This Can Of Hairspray That Broke A Woman's Windshield Is A Good Reminder Of Things To Never, Ever Leave In A Hot Car
Today in “reasons to stay in bed and never leave because even seemingly harmless household objects can kill you dead”, a woman in Vancouver, Washington, was shocked to find a can of hairspray had exploded through the windshield of her car due to the heat.
Karmen Ayres had left the can of hairspray on the back passenger-side set of her car before going into work that morning. Temperatures in Vancouver reached the low-nineties (which doesn’t seem *that* high?), and the heat transformed the aerosol can from a trusted, hair-maintenance sidekick to a high-speed projectile of death and destruction.
“At first I looked up because I thought maybe something fell,” Ayres said about discovering the can protruding from her window in an interview with local news station WHAS 11. “But then I noticed it was from the inside out. I was in shock and then I realized what it was.”
“It launched like a rocket,” she added.
The can flew from the back seat through the windshield, shattering and lodging itself in the glass above the driver’s seat, whizzing straight through the space usually occupied by the very hair it was meant to protect.
As an insurance salesperson, Ayres has heard about other objects exploding in hot cars. Check out the list of other objects that can explode in hot cars, or crank up the AC, lower the shades, and don't go outside out until things have cooled down.
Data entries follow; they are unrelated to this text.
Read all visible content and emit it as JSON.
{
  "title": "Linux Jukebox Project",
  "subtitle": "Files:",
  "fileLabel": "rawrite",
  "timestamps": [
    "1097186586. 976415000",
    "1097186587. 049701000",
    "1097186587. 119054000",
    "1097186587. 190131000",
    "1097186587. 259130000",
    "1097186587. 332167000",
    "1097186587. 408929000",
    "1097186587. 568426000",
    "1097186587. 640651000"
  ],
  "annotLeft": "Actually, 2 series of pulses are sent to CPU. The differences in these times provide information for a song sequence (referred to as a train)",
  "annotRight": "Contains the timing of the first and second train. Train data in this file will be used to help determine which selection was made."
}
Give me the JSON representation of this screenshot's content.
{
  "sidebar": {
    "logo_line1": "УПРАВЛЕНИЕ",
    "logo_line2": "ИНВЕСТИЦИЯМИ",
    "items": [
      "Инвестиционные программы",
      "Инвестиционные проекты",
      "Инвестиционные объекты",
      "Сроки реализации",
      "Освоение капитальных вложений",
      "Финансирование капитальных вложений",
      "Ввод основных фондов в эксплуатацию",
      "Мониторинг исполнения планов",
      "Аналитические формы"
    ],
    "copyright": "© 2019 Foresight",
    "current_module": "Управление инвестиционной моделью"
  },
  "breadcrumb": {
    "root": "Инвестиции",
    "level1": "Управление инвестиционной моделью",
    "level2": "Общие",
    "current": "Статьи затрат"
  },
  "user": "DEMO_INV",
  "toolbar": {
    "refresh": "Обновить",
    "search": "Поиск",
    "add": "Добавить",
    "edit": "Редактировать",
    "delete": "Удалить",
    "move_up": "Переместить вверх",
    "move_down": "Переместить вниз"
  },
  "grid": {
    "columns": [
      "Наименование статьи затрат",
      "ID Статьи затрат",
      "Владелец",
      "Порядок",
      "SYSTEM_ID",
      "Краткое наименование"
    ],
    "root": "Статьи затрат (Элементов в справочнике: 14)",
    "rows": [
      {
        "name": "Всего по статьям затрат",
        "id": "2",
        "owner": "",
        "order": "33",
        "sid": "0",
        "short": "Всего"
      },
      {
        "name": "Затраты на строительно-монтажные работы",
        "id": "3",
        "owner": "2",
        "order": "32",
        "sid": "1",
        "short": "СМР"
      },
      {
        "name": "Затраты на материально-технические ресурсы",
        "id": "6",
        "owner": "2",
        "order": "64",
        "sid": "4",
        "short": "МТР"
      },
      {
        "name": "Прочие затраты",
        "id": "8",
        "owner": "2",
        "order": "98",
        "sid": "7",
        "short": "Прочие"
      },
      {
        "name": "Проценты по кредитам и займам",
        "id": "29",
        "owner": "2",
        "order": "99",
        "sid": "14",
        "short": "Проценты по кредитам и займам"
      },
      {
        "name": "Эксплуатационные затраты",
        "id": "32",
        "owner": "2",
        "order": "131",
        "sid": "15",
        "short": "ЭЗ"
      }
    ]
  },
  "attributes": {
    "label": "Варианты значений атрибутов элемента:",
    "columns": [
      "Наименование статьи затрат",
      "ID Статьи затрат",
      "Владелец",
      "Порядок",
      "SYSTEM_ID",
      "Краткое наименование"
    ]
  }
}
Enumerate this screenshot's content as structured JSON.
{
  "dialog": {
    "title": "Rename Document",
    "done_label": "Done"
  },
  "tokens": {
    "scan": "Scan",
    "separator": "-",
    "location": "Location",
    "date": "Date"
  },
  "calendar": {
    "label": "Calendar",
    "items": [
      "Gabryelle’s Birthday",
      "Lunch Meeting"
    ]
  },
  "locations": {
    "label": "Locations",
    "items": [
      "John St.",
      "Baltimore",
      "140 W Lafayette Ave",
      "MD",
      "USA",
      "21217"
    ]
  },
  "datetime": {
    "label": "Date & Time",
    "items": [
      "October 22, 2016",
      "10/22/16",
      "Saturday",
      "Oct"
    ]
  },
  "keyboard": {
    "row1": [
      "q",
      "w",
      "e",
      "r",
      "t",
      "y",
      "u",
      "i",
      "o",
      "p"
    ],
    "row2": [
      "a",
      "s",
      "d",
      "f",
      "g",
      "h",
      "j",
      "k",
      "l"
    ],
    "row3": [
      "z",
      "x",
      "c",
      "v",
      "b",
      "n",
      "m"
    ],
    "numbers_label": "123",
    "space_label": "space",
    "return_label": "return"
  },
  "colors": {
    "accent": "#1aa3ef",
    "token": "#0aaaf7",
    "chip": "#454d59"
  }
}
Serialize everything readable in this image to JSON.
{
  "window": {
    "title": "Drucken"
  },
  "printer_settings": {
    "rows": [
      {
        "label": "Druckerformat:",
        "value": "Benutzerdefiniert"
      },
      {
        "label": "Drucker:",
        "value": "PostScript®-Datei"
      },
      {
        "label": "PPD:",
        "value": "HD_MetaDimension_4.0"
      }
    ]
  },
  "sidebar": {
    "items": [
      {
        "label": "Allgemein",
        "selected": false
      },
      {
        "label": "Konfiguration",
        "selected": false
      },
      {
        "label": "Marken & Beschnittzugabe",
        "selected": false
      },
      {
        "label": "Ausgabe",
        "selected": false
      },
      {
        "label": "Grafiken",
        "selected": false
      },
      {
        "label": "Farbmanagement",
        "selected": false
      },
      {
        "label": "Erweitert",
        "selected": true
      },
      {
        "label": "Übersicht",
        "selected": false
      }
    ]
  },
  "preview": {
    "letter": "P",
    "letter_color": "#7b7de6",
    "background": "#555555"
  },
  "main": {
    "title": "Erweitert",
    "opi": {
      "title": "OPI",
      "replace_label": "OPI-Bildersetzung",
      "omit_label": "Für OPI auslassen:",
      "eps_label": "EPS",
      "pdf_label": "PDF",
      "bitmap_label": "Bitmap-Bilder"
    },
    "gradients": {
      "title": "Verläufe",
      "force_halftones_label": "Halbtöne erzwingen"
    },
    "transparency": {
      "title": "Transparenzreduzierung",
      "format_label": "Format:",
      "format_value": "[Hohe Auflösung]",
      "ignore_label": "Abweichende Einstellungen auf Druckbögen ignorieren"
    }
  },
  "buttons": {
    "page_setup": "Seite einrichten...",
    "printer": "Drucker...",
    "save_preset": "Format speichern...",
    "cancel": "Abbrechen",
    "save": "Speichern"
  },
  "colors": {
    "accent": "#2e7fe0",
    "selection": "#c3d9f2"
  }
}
Word to the wise, don't leave hairspray in your car on a hot day! A Vancouver woman had quite the surprise after her can heated up pic.twitter.com/K2ctFQN0qc— Devon Haskins (@devonhaskins) May 24, 2017
Wine, beer and soda.
Summer's here, joy oh joy, summer's here! A time for parties and picnics and rose all day. Just make sure you bring all of your quaffable goodies with you on your way to that backyard barbecue, because when left in the heat, wine, beer, and soda can potentially explode, ruining the interior of your car.
Even if they don't explode, exposing wine and beer to high heat can affect their composition and complexity, and nobody wants to show up at a party with *gasp* non-complex wine.
The pressurized liquid gas inside a disposable lighter can become extremely dangerous when exposed to heat, exploding and/or burning holes in a car's upholstery.
Sure, exploding cans and bottles get all the attention because they're loud and fast and they can fly, but extreme heat can also quietly affect whatever medication you may leave behind in your glove compartment. The compounds in certain drugs can be altered if exposed to high temperatures for long periods of time, reducing their efficiency.
It's probably a good idea to keep your condoms on you this summer — not just so you're ready whenever the mood may strike, but because prolonged exposure to heat weakens a condom, increasing the risk of pregnancy or STDs.
(This is also why should toss that condom you've been carrying around in your wallet since freshman year of college.)
Whether you invested in a sweet new pair of shades for the summer, or you just need glasses to, you know, see out of your eyeballs, don't keep your frames in a hot car. High heat can warp and damage lenses and frames, destroying your glasses.
So as you get ready to enjoy the warm months ahead, keep in mind that your car is basically a death microwave on wheels that will ruin anything you leave behind in its molten-hot womb. Have a great summer!!